Future investments in Pakistan’s LNG sector is in limbo due to the tax authorities refusing to provide the promised tax exemptions for the Engro ETPL; Elengy Terminal Pakistan Ltd. This is despite the policy having been approved by the highest level of economic decision makers in the country.
The FBR, Federal Board of Revenue, stated that the Engro LNG terminal wasn’t entitled to its 5 year exemption from income tax after all or its relief on import duties. The adamant attitude of the FBR has brought the issue back to the ECC’s table even though they actually approved the policy 4 years ago. The EEC are meeting today in order to discuss this latest position as both Natural Resources and the Ministry of Petroleum are backing Engro’s demands. If the government should officially do a U turn on the commitments it make to all new LNG investors under the LNG Policy of 2011, Pakistan’s first floating, re-gasification LNG terminal could actually become unviable financially. It could also threaten any future investments in the the construction of LNG terminals as the government was planning to create several more terminals in order to to facilitate the import of LNG. It was the government of the Pakistan Peoples Party who first introduced this LNG policy to offer incentives to investors to try and ease the current energy crisis. These incentives were were part of the ECC approved policy back in April 2012 and amongst those it was promised to were LNG developers, buyers and terminal operators. When it was time to implement this policy, however, the FBR raised objections which brought certain exemptions into play which had been promised early within the 2011 policy.
The FSRU, Floating Storage and Re-gasification Unit, run by Engro doesn’t fall into the classification of power plant, which thus doesn’t entitle it to enjoy exemptions on import duties. However, officials from the petroleum ministry have stated that the FSRU will be classified as income/export machinery and there fore be eligible for the exemptions the ECC approved in order to attract investments into the LNG sector. The FSRU will remain in permanent dock at Port Qasim for the 15 years which is the lifespan of this project. Even though the FBR was willing to offer an exemption from income tax it wouldn’t waive the 1% minimum turnover tax despite its initial promise of a blanket income tax exemption in its LNG policy.

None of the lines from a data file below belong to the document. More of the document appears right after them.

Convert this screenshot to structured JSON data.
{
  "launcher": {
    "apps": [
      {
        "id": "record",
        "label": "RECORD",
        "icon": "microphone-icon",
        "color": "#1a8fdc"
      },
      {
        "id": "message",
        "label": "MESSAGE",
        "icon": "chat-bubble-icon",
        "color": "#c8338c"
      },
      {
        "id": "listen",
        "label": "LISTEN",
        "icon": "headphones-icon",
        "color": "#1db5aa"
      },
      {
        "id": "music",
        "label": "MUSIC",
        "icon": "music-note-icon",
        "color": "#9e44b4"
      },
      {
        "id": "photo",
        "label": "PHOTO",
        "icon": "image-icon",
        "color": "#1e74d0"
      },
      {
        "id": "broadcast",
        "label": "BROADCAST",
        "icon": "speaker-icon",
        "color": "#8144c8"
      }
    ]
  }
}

This FBR stance clearly highlights the multiple hurdles of red tape that must be overcome when conducting official business and which have the knock on effect of discouraging new investors. Pakistan, unfortunately, has one of the lowest ratios in terms of investment to GDP, and even a PML-N government which is pro business couldn’t do a lot in terms of improving the rankings. Engro has chartered their FSRU for a period of 15 years from the US based company Excelerate Energy which has the re-gasification category of 400 mmcfd. When Engro made their initial bid, they offered the lowest toll fee of 66c per mmbtu for the re-gasification of the imported LNG based on the tax incentives the government was offering. The company is now saying that the feasibility of the project and the tariff they offered in very much dependent on the tax incentives listed in the LNG policy which were approved by the ECC. Tax experts are arguing that the FBR stance doesn’t stand up legally due to the minimum turnover tax being levied under the 2001 Income Tax Ordinance. Due to a faulty argument of similar ilk, it’s already lost another case in the Peshawar High Court for the tax exemptions it granted in the country’s war torn areas.